College of Liberal Arts | Spring 2021

Bigger than basketball

Purdue students Ana Maksimovich, Hannah Rollins, Amanda Schafer, and Shelby Novitski pose with their banner celebrating Texas guard Andrew Jones' return from leukemia treatment at the Nov. 9 game. (Photo courtesy of Hannah Rollins)

For those who didn’t know the back story, it was certainly unexpected on Nov. 9 to see Purdue’s basketball student section – the Paint Crew – waving signs supporting a player on the opposing team.

There was even an oversized banner hanging from the front row of the Paint Crew bleachers declaring that this opponent, Texas guard Andrew Jones, was unstoppable.

It was unusual, yes, but the four Boilermakers who made the banner – three of whom are College of Liberal Arts students – offered a simple explanation: Some things are bigger than basketball.

You see, Jones was not just any opponent. He was playing in just his second game back with the Longhorns after missing most of the last two seasons while undergoing treatment for leukemia. What better reason for fans on both sides to celebrate?

“We talked about it the night we made the sign that if we were him and we saw that sign, that would pump you up so much for the game and give you some courage for it,” said Hannah Rollins, a sophomore in visual communication design and communication, who made the banner with Kappa Delta sorority sisters Amanda Schafer, Shelby Novitski, and Ana Maksimovich. Their warm reception seemed to have the desired effect. Jones told Indianapolis Star columnist Gregg Doyel afterward that it was “amazing” to have opposing fans receive him like that. Longhorns coach Shaka Smart was also touched by the gesture, calling Purdue “a class place.”

“A big reason why I chose Purdue was that sports aspect, but also the aspect of if any school was going to do that, I think it’s Purdue,” Rollins said.

“It’s a very great representation of how our fans are and how our school is,” added Maksimovich, a sophomore in mechanical engineering.

The banner also had personal meaning for Rollins.

Like most folks, she has had close friends and family members affected by cancer. Kathleen Soller, her best friend since kindergarten, was diagnosed with non-Hodgkins lymphoma during high school and beat the disease. She now plays lacrosse at Saint Mary’s College. And this summer, Rollins’ father was diagnosed with appendix cancer.

“He’s perfectly fine now,” Rollins said. “I think when Kathleen was diagnosed her junior year, that was [tough]. I had lost quite a few people in my life to cancer already by that point, but she was the first really close person to me that it ever affected. So it was just a different context of it, and then this summer, that was a whole other context of it.”

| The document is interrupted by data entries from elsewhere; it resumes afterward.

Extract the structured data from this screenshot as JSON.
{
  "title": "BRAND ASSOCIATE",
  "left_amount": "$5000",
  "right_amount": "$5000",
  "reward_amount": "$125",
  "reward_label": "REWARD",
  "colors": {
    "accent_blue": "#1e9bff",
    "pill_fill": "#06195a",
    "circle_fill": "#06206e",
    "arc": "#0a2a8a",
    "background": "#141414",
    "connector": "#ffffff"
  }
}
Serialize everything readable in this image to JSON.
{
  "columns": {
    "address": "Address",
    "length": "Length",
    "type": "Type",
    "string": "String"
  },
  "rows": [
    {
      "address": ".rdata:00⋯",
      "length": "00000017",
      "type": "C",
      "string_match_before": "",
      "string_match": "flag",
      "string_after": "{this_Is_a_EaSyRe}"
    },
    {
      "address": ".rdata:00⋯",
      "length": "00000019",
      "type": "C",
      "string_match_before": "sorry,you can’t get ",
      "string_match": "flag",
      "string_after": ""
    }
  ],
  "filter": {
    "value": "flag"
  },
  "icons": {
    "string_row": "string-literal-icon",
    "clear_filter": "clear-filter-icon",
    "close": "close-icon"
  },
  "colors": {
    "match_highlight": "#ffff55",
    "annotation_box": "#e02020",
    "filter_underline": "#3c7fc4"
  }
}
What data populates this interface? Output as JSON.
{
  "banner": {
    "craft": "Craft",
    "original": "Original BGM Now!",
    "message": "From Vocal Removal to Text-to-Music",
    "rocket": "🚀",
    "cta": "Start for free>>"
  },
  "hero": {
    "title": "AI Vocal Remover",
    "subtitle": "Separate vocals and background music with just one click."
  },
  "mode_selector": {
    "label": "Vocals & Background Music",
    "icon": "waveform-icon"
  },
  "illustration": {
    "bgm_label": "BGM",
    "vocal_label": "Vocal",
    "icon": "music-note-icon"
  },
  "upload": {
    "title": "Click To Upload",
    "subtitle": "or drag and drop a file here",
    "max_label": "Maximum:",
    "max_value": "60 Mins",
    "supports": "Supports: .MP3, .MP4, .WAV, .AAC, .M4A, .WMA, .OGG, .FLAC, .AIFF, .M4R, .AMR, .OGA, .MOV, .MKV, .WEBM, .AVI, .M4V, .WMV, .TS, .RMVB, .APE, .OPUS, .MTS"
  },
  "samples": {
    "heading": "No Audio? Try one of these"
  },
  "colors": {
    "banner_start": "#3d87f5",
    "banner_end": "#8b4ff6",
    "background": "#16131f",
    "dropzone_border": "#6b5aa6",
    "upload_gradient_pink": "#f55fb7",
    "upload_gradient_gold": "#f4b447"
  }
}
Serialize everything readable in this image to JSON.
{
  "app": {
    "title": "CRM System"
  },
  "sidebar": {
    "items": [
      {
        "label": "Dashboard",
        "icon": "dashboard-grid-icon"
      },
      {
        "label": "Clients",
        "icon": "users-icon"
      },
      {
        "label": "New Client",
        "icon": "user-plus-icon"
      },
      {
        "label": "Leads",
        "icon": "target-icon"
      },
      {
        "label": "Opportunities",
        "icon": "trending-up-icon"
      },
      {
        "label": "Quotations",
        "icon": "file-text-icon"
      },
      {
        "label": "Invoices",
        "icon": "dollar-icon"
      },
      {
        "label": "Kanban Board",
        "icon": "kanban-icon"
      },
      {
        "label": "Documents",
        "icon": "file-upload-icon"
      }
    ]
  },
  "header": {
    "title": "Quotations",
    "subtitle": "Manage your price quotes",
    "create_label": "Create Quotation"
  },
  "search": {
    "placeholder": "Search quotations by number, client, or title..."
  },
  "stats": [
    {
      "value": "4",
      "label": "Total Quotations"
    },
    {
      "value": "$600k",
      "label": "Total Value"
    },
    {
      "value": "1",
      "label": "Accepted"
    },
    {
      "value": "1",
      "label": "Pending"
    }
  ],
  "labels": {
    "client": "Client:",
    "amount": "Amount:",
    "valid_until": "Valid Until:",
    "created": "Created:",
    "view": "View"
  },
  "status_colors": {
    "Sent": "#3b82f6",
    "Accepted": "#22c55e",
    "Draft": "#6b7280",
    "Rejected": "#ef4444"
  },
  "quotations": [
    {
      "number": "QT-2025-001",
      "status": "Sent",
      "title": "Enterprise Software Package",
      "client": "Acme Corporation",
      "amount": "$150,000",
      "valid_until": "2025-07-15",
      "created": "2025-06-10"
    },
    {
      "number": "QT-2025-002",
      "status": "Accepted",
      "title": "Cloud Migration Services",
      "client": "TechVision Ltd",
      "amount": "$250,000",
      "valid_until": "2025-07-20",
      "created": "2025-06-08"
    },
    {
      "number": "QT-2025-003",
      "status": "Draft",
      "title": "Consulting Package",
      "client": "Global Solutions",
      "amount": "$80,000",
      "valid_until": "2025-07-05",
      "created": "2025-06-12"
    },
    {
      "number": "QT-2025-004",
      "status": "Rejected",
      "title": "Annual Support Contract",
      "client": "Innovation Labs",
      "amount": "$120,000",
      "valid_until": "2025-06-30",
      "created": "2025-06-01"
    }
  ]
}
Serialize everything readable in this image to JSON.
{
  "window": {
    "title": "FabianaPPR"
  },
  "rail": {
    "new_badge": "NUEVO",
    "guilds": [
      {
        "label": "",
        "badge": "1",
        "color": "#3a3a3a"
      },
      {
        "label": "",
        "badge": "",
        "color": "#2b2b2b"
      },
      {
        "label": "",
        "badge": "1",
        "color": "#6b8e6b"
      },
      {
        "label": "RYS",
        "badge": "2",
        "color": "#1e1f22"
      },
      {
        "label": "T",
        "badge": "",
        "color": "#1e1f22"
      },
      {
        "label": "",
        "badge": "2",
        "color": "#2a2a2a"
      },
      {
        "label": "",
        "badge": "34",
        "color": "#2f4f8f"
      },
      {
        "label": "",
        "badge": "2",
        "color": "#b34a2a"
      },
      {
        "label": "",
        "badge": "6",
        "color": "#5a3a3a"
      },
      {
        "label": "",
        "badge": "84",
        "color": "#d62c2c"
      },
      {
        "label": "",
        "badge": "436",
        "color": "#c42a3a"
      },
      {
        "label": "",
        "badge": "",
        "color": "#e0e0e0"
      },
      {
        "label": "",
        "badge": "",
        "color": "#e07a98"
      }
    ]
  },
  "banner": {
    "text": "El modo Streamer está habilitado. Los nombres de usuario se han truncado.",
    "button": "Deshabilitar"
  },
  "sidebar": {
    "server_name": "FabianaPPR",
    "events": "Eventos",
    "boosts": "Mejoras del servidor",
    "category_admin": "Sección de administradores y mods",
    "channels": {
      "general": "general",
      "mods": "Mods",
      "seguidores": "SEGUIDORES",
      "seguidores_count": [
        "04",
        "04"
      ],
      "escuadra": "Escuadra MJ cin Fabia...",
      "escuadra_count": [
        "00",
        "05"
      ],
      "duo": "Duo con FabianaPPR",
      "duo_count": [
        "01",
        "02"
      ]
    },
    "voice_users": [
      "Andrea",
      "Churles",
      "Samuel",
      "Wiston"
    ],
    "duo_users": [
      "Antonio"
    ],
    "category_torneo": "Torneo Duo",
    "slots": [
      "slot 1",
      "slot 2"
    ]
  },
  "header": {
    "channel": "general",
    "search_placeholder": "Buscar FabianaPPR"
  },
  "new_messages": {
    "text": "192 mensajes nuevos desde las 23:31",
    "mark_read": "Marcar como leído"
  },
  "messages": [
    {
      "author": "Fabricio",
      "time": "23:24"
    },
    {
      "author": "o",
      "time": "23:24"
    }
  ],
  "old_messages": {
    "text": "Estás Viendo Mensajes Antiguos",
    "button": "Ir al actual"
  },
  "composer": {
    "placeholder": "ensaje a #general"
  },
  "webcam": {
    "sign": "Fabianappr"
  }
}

Those concerns are nearly a universal experience, which the students wanted to symbolize in their banner design. On one side is the Texas Longhorn logo. On the opposite side is Purdue’s Boilermaker Special. Connecting the two logos in the center is an orange ribbon symbolizing leukemia awareness.

“We’re really proud of the graphics,” said Schafer, a sophomore in industrial design. “I think it was Ana’s idea because we wanted to show how it was more than sports – so the coming together of the Longhorn and the train, connected by the leukemia ribbon.”

The group also obsessed over the phrasing of their message, eventually settling on text that read, “Andrew Jones is unstoppable.”

“The idea process I think took us the longest,” said Novitski, a junior in visual communication design. “We had to figure out what words worked the best for what we wanted to do.”

Rollins first suggested making the banner on Friday night, about 24 hours before the next day’s Purdue-Texas game. Once the group settled on a design around 8 p.m., they purchased supplies and worked on the banner for several hours before finally completing it around 3 a.m.

It was hanging in a prominent place along the baseline at gametime, just below the Paint Crew’s “Defense Lives Here” sign that keeps a running tally of opponent turnovers. And when Jones checked in about five minutes into the game, Purdue’s students greeted him with more than just the banner. They also waved dozens of orange signs that said, “Welcome back AJ.”

“I think everyone gets caught up in the competitiveness, which is really awesome,” Maksimovich said, “but then something like this kind of makes you realize, ‘OK, we’re all here and in it together.’ ”

The Longhorns guard went on to help Texas rally for a 70-66 win, converting all four of his free-throw attempts in the game’s final 21 seconds. He told Doyel after the game that it was the first time during his comeback that fans had made a banner honoring him – a sign that the students gave to a Texas assistant coach afterward in hopes that he would deliver it to Jones.

“After the game, we were taking down the sign, so we were on the court untying it and some Texas fans approached us,” Schafer said. “I think they were the parents of one of the assistant coaches who had coached for Michigan before, so they were familiar with the Big Ten environment and travel to a lot of basketball games.

“They said, ‘This is just one of the most loving and supportive arenas to be in – even if you’re on the opposite team. You can feel not only the love for Purdue, but the love for the game and the spirit and hype that comes with it.’ It was really cool hearing that from our opponents.”

Like the students said, sometimes it really is about more than just a game.